**GOAL OF THE EXERCISE:** Write out each record below exactly as it appears, with no pictures.

◇ ◇ ◇ ◇ ◇

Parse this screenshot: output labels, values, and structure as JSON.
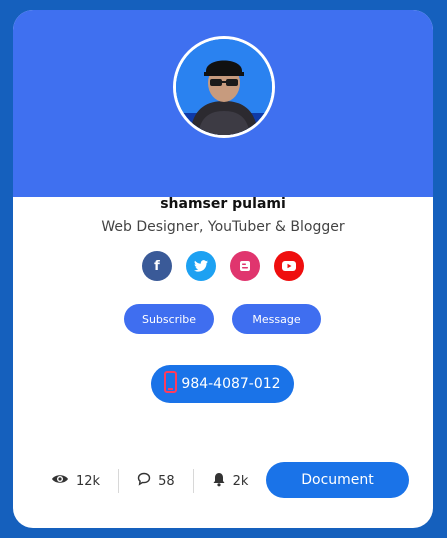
{
  "profile": {
    "name": "shamser pulami",
    "role": "Web Designer, YouTuber & Blogger"
  },
  "socials": [
    {
      "icon": "facebook-icon",
      "glyph": "f",
      "color": "#3a5a98"
    },
    {
      "icon": "twitter-icon",
      "glyph": "",
      "color": "#1da1f2"
    },
    {
      "icon": "blogger-icon",
      "glyph": "B",
      "color": "#e0356e"
    },
    {
      "icon": "youtube-icon",
      "glyph": "",
      "color": "#ef0e0e"
    }
  ],
  "buttons": {
    "subscribe": "Subscribe",
    "message": "Message",
    "document": "Document"
  },
  "phone": {
    "icon": "mobile-phone-icon",
    "number": "984-4087-012"
  },
  "stats": {
    "views": "12k",
    "comments": "58",
    "notifications": "2k"
  },
  "colors": {
    "page_background": "#1560bd",
    "banner": "#3f70f0",
    "accent": "#1a73e8"
  }
}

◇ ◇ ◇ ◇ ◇

**TASK OUTPUT:**
Parse this screenshot: output labels, values, and structure as JSON.
{
  "profile": {
    "name": "shamser pulami",
    "role": "Web Designer, YouTuber & Blogger"
  },
  "socials": [
    {
      "icon": "facebook-icon",
      "glyph": "f",
      "color": "#3a5a98"
    },
    {
      "icon": "twitter-icon",
      "glyph": "",
      "color": "#1da1f2"
    },
    {
      "icon": "blogger-icon",
      "glyph": "B",
      "color": "#e0356e"
    },
    {
      "icon": "youtube-icon",
      "glyph": "",
      "color": "#ef0e0e"
    }
  ],
  "buttons": {
    "subscribe": "Subscribe",
    "message": "Message",
    "document": "Document"
  },
  "phone": {
    "icon": "mobile-phone-icon",
    "number": "984-4087-012"
  },
  "stats": {
    "views": "12k",
    "comments": "58",
    "notifications": "2k"
  },
  "colors": {
    "page_background": "#1560bd",
    "banner": "#3f70f0",
    "accent": "#1a73e8"
  }
}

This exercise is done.